“We want to be able to promote an awareness activity and think about things that are good for mental health, such as games, art, family activities,” Carlotta says.
The Family Expo will offer all that and more. It’s a free event for the whole family and happens Saturday, May 11, at the Ramada in Bismarck. Carlotta says it will be a safe place for parents to learn how to have conversations with their kids about thoughts and emotions that are normal.
“We are working hard to reduce the stigma of mental illness. Anxiety and depression happen and they are very common. This is the only chronic health condition we wait until stage four to do anything about,” she explains.
“This is the only chronic health condition we wait until stage four to do anything about.”
Mental Health America of North Dakota
“There are things we can do and need to do. There are warning signs that children and parents should be aware of so that when you recognize that someone has a mental health issue, you can talk to them and let them know there is help and hope.”
Connecting With Peers
Carlotta says one of the most significant signs of hope is connection. She says there is evidence to show the practice of peer to peer support can help improve mental health. The standard practice for many years has been to send kids to a residential treatment program, but Carlotta says there is no evidence that it improves mental health. She says peer support has data to back it up as a practice that works.
“When a person uses their experience to help other people who are experiencing mental illness … connecting with somebody who has lived the experience has shown remarkable results, and the child does better. Just having somebody else there to say, ‘Here is a good thing that helped me with my child.’ The research has shown that the condition of their mental health improves by being connected.”

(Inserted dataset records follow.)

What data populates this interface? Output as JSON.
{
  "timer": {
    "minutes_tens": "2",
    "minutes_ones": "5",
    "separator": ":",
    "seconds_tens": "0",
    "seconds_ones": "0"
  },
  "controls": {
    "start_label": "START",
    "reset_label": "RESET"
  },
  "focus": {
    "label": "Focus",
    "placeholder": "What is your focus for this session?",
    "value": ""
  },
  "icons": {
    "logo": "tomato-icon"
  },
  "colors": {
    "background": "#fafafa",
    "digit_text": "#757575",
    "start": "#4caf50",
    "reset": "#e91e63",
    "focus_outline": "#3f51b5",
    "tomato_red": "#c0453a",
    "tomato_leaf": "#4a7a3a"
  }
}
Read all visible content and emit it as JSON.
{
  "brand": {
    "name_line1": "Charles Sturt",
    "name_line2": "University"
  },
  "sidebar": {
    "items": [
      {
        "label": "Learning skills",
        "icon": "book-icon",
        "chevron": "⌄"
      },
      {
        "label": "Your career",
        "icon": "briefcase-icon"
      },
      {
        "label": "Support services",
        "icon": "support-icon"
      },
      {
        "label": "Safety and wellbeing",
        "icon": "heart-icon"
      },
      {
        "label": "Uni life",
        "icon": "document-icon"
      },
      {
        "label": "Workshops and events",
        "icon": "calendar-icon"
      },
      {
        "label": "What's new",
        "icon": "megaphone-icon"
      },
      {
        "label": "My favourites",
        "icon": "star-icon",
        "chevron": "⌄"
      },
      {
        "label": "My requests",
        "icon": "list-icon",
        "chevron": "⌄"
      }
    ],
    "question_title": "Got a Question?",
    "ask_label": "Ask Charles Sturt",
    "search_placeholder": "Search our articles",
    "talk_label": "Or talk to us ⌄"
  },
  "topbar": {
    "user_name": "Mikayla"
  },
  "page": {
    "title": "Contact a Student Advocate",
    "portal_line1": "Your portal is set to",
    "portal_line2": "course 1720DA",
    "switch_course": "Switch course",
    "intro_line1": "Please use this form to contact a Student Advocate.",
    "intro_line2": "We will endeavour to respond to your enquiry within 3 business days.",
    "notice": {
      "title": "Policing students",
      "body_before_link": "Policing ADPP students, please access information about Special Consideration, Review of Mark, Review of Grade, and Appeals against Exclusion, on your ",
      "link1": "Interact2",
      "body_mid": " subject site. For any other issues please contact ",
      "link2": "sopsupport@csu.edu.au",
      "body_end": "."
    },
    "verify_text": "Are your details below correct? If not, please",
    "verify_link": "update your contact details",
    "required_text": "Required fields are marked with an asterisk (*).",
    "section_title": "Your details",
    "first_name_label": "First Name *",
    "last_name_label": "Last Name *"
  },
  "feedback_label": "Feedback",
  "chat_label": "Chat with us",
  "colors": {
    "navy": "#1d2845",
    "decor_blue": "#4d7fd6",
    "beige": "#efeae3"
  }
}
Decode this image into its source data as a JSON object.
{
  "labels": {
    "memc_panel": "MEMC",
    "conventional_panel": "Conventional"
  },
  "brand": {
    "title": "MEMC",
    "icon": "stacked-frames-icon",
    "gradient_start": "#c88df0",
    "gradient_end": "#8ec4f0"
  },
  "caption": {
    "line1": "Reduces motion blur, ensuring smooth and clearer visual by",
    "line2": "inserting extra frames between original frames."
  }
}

The North Dakota Federation of Families is preparing a peer support program for children. Donations and funds raised at the Family Expo will help support the program.
Saturday, May 11
All day — and free!
Bismarck Ramada Hotel